Voice Assistants: A Big R&D Bet Which People Rarely Use
Big tech would really like you to engage with their products using your voice.
Firms like Google (NASDAQ:GOOGL), Apple (NASDAQ:APPL), and Amazon (NASDAQ:AMZN) have collectively spent tens of billions of dollars perfecting the technology that allows their gadgets to listen attentively for your voice, understand your commands, and respond obediently.
The problem? People just aren’t that enthusiastic about it.
A recent survey by market research firm SUMO Heavy has found that approximately 30% of US adults are active users of voice assistants. 46% say they never use them, while 19% use them rarely.
As far as the device type, the bulk (49%), use voice assistants with their smartphone, followed by smart speaker, and then PC.
Those that do use voice assistants on their smartphone tend to be iPhone users. While technically Siri and Google Assistant are effectively equal, iPhone users simply feel more comfortable with voice assistants. This could be because iPhone users are usually older, and the Android world has a much larger install base of low-end phones.
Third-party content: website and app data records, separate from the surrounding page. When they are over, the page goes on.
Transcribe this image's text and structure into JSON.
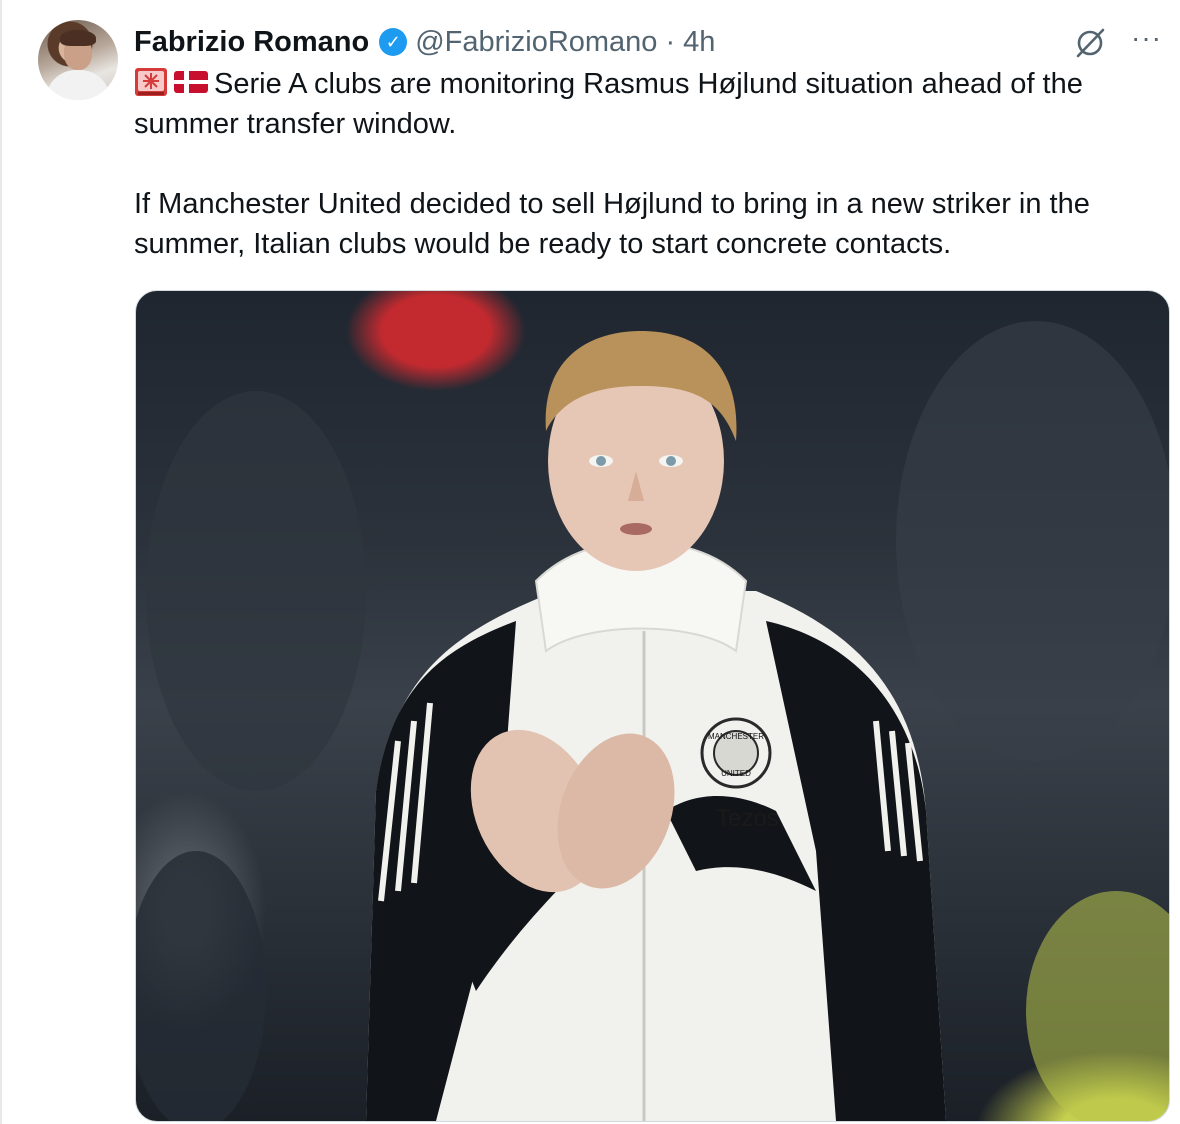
{
  "tweet": {
    "author_name": "Fabrizio Romano",
    "verified_badge": "✓",
    "handle": "@FabrizioRomano",
    "separator": "·",
    "time_ago": "4h",
    "more_label": "···",
    "paragraph_1": "Serie A clubs are monitoring Rasmus Højlund situation ahead of the summer transfer window.",
    "paragraph_2": "If Manchester United decided to sell Højlund to bring in a new striker in the summer, Italian clubs would be ready to start concrete contacts."
  },
  "photo": {
    "crest_top": "MANCHESTER",
    "crest_bottom": "UNITED",
    "sponsor": "Tezos"
  },
  "icons": {
    "emoji_1": "rotating-light-icon",
    "emoji_2": "denmark-flag-icon",
    "grok": "grok-icon",
    "more": "more-icon"
  },
  "colors": {
    "verified": "#1d9bf0",
    "secondary_text": "#536471",
    "jacket_black": "#111418",
    "jacket_white": "#f1f1ee"
  }
}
Compared to smartphones, the active user base of smart speakers is small. This is likely because people are buying speakers for other functionality first — sound quality Bluetooth connectivity, or aesthetic designs and simply don’t know (or don’t care) about its voice-activated capabilities.
Alla Capella Commerce
The fact that people aren’t really interested in voice assistants, and when they are Apple dominates, is a big expensive problem — particularly for Amazon and Google which are invested heavily in this as well as the advertising industry.
While how much big tech has spent on R&D for voice assistant platforms is tough to quantify, Amazon is said to have spent $22.6 billion in 2017 on overall R&D (across the entire company) and has 10,000 employees working full-time on Alexa.
The light at the end of the tunnel is the voice assistant commerce market: Alexa could generate more than $5 billion per year in revenue by 2020, per RBC Capital Markets, and the advertising market, which covers the entire ecosystem (not just Alexa) and is believed to be worth $19 billion globally by 2022 according to Juniper.
For this market to come close to hitting forecasts, people are going to need to start using their voice assistants more to buy. SUMO Heavy’s data says that only 17% of all users had “browsed or shopped products using a voice-activated assistant.”
However, among the weekly or daily voice assistant users, which are mostly iPhone users, 42% said that they had used it to shop. The problem is Apple isn’t reliant on funnelling users to a market place or online store the same way that Amazon or Google are, which have both bet big on this technology as another channel for sales.
It could be that big tech has already spent so much on this technology that it simply can’t abandon its efforts. But the reality is, people are still hesitant of this technology and skeptical to use it to replace what could be done with a few clicks or taps. Until the industry figures out a way to bypass this fear, Alexa, Siri, and Google Assistant will stay silent more often than not.